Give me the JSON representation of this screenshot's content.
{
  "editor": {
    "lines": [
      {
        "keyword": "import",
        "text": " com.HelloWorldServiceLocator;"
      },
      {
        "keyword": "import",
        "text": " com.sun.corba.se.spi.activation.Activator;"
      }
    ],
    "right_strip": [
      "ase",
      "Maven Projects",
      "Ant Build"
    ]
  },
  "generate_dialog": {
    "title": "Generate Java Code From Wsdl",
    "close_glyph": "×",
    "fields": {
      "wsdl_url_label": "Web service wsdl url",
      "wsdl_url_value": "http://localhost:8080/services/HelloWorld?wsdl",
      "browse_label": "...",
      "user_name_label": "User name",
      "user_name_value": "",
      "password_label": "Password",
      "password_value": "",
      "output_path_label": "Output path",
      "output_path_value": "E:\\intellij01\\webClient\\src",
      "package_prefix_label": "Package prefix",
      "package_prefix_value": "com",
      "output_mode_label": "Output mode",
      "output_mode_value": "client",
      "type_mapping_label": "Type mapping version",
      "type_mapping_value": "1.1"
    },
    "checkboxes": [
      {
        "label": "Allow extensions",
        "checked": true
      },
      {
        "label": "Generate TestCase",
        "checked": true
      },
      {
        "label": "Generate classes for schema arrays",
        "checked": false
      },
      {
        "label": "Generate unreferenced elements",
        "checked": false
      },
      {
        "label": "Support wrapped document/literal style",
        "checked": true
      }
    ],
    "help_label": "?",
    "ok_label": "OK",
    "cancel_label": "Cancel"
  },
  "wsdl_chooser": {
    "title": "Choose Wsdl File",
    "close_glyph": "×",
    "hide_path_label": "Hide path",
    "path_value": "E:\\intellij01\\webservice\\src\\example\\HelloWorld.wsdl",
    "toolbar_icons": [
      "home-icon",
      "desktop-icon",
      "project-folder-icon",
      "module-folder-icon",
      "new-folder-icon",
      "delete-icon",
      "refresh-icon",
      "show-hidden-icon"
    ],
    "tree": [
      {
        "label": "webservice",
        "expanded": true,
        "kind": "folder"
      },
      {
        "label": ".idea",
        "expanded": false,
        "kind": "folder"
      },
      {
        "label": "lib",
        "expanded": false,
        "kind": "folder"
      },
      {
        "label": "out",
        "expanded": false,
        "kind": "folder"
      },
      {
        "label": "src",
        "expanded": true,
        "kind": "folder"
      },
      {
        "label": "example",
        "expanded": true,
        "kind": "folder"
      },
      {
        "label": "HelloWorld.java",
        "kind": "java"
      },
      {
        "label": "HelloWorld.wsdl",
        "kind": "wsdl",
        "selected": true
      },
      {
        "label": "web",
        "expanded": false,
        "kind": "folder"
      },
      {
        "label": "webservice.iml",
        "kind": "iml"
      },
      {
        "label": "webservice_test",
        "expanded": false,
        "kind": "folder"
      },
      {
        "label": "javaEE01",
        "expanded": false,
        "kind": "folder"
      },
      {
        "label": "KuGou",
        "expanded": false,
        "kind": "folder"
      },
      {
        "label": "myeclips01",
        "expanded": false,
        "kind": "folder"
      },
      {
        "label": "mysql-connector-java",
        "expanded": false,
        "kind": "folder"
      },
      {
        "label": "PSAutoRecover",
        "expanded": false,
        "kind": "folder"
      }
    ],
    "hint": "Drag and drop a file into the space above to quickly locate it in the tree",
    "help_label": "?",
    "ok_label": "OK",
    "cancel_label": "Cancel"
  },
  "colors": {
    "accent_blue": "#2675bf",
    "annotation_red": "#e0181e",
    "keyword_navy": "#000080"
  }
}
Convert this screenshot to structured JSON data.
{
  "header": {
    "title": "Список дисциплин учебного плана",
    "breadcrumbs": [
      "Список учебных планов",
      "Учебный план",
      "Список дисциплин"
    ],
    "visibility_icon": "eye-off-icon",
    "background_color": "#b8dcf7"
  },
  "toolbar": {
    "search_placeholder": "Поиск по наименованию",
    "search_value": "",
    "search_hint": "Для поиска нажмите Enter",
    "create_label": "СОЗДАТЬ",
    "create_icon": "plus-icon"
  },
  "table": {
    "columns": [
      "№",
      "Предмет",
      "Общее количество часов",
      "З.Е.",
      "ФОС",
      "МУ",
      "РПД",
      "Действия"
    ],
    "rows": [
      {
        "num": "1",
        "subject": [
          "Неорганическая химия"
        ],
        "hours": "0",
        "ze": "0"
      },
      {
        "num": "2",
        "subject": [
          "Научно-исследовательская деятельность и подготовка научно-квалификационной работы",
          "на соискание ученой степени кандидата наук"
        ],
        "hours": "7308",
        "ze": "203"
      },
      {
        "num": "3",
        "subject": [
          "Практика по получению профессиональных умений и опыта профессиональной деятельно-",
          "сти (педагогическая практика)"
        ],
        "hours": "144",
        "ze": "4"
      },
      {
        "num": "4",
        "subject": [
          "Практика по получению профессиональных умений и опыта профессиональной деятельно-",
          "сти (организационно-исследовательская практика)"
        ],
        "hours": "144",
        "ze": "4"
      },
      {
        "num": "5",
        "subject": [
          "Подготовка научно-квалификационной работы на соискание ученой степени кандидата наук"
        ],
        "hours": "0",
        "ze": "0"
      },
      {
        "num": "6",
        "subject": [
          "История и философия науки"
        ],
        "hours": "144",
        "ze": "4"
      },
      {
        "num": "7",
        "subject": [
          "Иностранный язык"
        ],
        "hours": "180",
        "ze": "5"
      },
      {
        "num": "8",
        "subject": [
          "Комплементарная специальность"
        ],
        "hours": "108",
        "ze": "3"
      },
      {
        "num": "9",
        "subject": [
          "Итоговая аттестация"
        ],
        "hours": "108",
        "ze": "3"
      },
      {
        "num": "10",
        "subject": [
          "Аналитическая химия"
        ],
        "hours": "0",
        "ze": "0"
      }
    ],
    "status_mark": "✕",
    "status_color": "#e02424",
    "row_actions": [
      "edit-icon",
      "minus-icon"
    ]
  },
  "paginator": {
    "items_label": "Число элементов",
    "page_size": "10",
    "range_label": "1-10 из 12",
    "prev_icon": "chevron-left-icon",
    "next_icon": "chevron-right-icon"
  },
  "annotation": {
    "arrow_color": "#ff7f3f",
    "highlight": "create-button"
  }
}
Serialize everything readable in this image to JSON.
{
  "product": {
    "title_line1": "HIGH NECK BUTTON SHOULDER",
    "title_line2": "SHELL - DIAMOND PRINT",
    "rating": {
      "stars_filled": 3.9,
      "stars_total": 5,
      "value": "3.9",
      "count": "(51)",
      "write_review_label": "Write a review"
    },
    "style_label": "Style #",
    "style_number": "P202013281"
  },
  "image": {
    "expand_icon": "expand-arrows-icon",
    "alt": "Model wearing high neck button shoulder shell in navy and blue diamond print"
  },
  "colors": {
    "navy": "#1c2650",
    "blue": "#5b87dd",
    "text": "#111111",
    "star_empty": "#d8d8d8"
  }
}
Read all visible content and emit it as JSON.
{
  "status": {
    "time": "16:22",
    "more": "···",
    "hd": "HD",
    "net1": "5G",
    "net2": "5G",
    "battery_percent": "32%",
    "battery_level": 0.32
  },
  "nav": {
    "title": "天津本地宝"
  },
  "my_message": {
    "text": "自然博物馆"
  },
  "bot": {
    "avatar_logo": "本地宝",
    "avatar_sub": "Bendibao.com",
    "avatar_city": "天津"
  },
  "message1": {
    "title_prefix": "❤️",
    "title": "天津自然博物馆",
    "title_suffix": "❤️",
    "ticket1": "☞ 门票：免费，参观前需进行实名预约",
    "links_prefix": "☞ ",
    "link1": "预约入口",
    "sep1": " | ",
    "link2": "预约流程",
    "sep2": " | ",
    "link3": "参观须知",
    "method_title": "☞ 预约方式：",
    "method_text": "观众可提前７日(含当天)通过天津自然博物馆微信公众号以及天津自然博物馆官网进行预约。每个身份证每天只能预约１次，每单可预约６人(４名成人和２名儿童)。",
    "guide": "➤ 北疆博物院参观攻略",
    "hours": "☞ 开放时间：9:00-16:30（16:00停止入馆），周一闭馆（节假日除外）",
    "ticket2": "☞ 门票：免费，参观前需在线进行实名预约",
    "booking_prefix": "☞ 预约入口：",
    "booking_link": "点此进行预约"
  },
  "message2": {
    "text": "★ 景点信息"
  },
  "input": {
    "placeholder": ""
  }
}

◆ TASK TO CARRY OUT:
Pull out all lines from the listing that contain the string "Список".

◆ RESPONSE TO THE TASK:
    "title": "Список дисциплин учебного плана",
      "Список учебных планов",
      "Список дисциплин"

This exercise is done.